Rusty van Wolkenten, an artist in her late thirties living with her husband, Sam, in San Francisco, is returning home to a small plantation on an island off the coast of Charleston, South Carolina. She is seeking answers from the three people who know her best: Fred, her irascible but loving father who can hurt or edify with just the choice of a word; Clarice, her not-entirely-of-this-world mother whose biggest decision each day is which one of her colorful umbrellas to choose, and the laconic but wise, Willie Belle, the family cook who has been with the van Wolkentens since Rusty's birth. Rusty, a woman of the Old South, whose life has been tempered by living in the diversity of the Bay Area, is struggling with who she is, and whether, ultimately, her life has any meaning at all.
Her first night on the island is full of inevitable mixed messages and lack of effective communication. Fred is shocked by her coming clear across country for just a weekend, Clarice is perennially detached, and Willie Belle remembers her old hurts.
The family is distracted by the impending arrival of a "disturbance" off the coast, threatening to become a full hurricane. Fred and Rusty attempt a heart-to-heart. She fears she is not good enough as an artist to have taken the risk she did by giving up her career. He fears he will not be good enough to take care of his dear wife, Clarice, whose needs have become a 24 our job. Rusty has her concerns, Fred has his. Their paths and attention diverge.
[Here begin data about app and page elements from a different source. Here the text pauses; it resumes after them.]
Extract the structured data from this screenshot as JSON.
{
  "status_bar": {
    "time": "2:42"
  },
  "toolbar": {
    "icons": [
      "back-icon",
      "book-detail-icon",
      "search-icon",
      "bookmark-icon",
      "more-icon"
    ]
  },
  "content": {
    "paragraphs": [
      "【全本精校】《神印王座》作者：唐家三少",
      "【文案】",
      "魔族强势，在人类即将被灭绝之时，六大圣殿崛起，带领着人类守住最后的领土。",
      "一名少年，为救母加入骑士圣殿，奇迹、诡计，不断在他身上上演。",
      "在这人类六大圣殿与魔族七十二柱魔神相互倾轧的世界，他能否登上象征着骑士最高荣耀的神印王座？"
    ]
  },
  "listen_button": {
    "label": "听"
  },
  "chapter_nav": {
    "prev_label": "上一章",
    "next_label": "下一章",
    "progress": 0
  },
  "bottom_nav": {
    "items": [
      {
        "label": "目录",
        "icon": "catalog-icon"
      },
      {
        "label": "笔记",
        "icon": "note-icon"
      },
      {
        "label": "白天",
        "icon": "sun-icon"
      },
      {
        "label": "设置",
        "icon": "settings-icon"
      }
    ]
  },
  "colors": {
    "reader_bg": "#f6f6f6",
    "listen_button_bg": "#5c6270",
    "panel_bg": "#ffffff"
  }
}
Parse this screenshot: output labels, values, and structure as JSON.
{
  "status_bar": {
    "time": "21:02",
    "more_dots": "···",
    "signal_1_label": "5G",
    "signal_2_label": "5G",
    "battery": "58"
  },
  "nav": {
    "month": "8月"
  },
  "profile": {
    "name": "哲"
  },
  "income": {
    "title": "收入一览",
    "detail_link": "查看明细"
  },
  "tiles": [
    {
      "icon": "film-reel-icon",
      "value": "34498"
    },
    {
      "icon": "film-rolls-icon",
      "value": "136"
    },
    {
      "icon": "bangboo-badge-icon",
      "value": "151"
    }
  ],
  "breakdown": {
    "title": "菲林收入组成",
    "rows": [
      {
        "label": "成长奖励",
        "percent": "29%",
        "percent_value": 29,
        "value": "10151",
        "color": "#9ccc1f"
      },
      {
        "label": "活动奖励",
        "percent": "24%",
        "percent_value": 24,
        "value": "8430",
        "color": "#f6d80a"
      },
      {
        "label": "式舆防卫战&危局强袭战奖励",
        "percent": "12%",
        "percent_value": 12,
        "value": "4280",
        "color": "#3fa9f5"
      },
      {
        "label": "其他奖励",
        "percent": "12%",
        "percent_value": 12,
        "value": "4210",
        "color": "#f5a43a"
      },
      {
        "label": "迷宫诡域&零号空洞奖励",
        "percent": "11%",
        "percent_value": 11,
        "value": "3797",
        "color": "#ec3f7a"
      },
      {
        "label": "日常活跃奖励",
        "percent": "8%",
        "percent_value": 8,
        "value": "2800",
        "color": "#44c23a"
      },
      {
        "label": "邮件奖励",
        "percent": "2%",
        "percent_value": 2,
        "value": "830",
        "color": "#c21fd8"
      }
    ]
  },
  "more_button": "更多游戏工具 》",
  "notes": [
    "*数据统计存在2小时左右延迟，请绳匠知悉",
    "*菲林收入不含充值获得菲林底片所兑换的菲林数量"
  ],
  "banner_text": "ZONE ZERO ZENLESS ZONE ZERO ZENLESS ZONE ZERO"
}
The House of Puppets is a richly evocative novel about trust and betrayal, and discovering one's own true path.